In order to work with this project, we're going to need to do some installations. Now first, we need to make sure that we have copies of Git and Node. If you watched the previous video, those were the installation instructions for Mac. I'm going to walk you through doing that on a Windows machine. Now, Git is a version control system that let's you manage changes to a site by creating commits and branches. In this course we're going to use Git to download a template for our projects. And if you want to learn more about Git, we've got a great course from Kevin Skoglund called: Git Essential Training.
Now, to download Git you need to go to the Git website at this URL. And click on the Downloads for Windows. Then wait for the application to download. And I'm going to hit Run right here. And go through the installation prompts. Now here I want to make sure that I install something called Git Bash. So the default options should be fine. And I'm going to hit Next. And here I'll select: Use Git from Git Bash Only. And then click on Next.
And the first default is fine for this one. So we'll wait until this installation is done. I don't need to see the release notes, so I'm going to click that off and hit Finish. Now next, I need to install a copy of Node.js. To do that, we need to go to this URL and click on this Install button. Go ahead and run the installation.
When you install Node you'll also get something called the Node.js command prompt, but it's actually a little bit better if you use Git Bash because if you're looking at a tutorial that was done on a Unix work station which is most of the web tutorials, Git Bash is going to be a little bit closer in the commands that you're going to type in. So it's a little bit better to use Git Bash instead of the node.js command prompt, although they work pretty much similarly, and the node.js command prompt you'll end up typing dir, whereas in the Git Bash application you'll type in ls, just like you would on a Linux machine.
Now let's check to see if we've got Git and Node installed. We'll run a Git minus minus version, and you should get a version of Git back. And we'll do a Node minus minus version command, and you should see a version for Node as well. Installing Git and Node is real common on modern web projects. They'll give you some capabilities that are essential to work in with an efficient workflow
- Compass, whose Sass mixins help you leverage CSS3 features like Flexbox
- Susy 2, the framework that "subtracts" the math from responsive grid design
- ScrollMagic, for adding "magical" scroll effects

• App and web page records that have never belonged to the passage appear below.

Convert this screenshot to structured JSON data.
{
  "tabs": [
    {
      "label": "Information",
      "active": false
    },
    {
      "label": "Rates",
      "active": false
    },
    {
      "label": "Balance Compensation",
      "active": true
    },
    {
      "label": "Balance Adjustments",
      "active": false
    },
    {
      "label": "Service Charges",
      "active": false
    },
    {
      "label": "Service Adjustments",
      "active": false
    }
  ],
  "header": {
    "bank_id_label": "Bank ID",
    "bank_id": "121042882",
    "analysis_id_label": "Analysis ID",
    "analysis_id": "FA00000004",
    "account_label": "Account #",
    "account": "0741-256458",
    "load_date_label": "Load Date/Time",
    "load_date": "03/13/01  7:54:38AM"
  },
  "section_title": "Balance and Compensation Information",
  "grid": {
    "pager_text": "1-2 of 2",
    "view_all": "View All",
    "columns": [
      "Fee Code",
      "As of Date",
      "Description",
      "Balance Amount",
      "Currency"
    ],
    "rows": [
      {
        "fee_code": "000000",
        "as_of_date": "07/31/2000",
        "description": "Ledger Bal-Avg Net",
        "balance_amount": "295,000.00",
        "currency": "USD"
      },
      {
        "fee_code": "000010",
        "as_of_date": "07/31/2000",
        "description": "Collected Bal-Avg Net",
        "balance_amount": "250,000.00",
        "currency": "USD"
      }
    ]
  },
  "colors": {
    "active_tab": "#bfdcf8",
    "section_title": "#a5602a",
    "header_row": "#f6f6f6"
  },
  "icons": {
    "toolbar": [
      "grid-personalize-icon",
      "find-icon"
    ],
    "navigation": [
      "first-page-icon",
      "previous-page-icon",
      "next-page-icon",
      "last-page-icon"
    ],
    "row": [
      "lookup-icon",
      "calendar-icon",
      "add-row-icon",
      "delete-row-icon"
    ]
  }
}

- Breakpoint, which makes writing media queries in Sass a snap
But this course isn't just about the tools. It's a realistic project that epitomizes many of the design challenges website developers face in the real world. Start watching now and learn how to use HTML, jQuery, and CSS to build your own dynamic, deeply responsive designs.
- Analyzing the project before you begin
- Creating basic styles
- Building your own Sass mixins
- Coding the navigation
- Making the navigation responsive, with grids
- Using a split layout
- Creating tween animations
- Controlling scenes with scrolling